Directions
State, as one number, how many lines in these records hold "JSON".

Collected data:
============

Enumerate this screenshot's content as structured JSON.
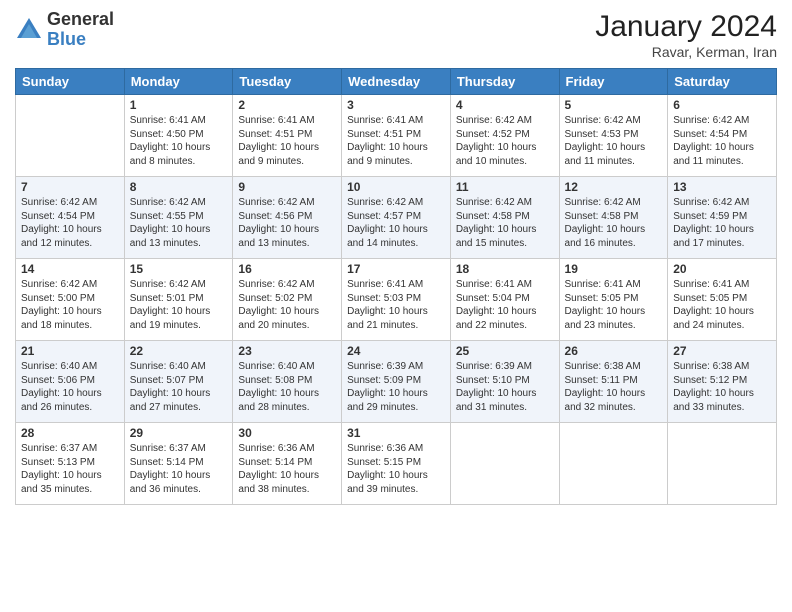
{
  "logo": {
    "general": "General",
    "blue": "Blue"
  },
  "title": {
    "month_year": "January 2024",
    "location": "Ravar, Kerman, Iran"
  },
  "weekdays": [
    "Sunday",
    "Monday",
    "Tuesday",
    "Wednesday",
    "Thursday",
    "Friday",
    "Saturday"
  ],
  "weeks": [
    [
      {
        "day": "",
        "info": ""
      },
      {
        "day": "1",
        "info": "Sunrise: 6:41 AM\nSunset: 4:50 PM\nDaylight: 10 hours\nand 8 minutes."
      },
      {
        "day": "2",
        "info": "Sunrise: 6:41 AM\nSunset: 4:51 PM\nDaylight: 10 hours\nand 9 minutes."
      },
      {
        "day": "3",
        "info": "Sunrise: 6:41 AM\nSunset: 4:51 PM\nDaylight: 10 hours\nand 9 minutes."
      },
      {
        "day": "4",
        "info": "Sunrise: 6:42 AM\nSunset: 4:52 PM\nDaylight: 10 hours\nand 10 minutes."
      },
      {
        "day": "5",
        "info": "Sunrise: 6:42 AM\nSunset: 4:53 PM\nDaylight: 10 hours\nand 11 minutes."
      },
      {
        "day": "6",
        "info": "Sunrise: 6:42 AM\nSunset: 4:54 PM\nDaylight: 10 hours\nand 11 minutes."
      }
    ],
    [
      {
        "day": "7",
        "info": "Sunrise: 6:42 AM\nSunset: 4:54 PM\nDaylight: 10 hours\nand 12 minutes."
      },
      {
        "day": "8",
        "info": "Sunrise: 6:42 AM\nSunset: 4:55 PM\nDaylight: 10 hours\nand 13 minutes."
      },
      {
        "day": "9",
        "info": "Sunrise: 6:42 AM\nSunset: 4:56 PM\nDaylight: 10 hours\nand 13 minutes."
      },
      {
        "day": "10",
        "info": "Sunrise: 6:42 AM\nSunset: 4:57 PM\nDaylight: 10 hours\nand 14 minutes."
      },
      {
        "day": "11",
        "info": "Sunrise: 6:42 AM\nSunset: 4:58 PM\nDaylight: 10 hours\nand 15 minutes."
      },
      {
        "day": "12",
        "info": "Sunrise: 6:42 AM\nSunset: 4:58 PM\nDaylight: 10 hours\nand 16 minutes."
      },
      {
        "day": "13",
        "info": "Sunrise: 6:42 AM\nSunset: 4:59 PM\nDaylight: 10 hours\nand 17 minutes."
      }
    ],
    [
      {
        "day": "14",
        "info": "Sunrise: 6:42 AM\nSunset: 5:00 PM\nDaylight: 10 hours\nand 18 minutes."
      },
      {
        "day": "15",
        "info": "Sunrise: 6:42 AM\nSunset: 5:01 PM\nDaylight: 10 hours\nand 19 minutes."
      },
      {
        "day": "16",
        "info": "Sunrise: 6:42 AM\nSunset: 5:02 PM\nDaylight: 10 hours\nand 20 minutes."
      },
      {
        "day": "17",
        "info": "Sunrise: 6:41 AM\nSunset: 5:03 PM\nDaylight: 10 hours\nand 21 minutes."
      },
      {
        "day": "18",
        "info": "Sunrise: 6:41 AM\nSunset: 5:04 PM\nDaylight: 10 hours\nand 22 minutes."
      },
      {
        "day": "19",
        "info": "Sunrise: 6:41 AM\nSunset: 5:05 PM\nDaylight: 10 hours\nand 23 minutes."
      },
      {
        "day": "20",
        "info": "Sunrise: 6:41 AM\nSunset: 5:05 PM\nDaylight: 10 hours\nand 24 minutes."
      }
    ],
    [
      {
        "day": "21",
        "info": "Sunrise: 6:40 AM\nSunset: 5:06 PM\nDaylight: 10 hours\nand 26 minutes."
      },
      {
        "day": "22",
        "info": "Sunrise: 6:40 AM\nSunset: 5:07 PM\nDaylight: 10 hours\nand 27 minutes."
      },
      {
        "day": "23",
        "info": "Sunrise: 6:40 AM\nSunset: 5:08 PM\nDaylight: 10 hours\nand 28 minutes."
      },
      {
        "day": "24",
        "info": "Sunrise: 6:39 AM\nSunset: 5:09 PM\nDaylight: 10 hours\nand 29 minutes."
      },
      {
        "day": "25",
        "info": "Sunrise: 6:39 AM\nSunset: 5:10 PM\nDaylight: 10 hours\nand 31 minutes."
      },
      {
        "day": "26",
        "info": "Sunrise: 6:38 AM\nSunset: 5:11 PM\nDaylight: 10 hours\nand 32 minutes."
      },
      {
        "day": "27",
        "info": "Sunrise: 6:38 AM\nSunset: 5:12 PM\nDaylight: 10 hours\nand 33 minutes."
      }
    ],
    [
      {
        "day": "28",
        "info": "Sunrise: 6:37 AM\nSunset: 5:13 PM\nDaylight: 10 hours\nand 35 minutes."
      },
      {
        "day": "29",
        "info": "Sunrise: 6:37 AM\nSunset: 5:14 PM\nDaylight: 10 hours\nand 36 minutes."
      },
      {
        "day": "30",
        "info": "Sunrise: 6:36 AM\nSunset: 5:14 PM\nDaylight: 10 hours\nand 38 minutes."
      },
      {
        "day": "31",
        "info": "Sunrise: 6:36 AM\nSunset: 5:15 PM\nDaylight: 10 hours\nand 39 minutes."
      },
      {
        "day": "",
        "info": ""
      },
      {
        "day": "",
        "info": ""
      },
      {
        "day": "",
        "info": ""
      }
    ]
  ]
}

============

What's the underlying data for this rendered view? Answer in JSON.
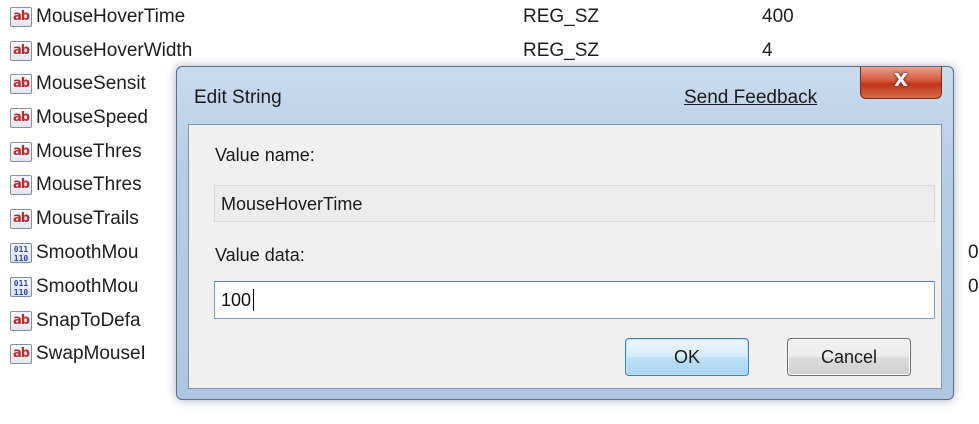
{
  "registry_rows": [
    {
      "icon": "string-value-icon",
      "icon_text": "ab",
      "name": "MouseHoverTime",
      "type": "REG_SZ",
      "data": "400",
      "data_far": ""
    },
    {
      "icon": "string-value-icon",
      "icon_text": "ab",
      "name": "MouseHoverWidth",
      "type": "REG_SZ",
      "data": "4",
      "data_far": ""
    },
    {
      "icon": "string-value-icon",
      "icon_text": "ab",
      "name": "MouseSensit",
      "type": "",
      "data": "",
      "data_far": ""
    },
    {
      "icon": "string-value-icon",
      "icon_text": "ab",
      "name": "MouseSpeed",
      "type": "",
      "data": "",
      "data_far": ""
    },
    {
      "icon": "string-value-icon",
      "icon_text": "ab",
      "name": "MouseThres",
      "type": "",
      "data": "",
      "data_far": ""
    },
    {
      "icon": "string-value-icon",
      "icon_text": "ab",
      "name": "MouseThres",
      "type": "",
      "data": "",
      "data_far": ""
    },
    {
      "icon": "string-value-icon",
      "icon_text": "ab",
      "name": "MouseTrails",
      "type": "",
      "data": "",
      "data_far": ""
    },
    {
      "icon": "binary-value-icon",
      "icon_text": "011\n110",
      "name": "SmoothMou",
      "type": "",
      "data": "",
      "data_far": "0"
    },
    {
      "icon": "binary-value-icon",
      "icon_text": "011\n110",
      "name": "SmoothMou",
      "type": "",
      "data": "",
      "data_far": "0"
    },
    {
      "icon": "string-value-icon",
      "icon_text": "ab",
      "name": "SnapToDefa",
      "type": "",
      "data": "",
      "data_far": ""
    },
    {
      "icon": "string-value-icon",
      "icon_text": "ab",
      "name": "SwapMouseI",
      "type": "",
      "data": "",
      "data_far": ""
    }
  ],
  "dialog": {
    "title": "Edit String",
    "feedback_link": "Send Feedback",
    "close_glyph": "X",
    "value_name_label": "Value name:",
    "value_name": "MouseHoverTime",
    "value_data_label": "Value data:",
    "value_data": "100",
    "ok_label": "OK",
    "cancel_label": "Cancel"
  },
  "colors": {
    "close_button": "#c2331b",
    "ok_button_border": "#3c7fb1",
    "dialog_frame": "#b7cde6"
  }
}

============

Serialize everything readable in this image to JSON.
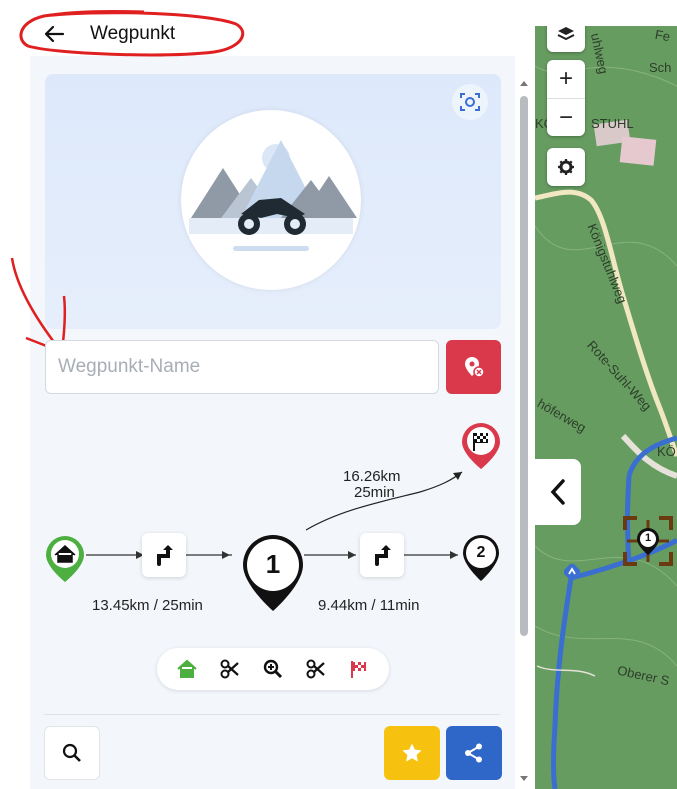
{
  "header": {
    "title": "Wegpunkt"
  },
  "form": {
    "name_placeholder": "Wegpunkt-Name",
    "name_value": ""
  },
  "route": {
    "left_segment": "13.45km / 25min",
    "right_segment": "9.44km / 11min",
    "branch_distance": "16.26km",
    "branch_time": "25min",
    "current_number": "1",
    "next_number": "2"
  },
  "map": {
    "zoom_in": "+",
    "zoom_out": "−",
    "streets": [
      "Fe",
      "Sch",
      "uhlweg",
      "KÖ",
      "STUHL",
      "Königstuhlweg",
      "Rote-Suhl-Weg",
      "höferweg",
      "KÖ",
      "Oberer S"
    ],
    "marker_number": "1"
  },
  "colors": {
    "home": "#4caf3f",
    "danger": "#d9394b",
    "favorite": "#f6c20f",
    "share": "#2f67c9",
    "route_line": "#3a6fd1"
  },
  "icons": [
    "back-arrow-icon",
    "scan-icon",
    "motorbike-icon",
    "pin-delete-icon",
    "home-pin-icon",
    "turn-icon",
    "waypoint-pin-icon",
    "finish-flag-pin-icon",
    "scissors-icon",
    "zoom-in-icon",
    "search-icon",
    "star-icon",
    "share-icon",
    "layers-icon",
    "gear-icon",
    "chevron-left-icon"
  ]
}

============

Answer area
3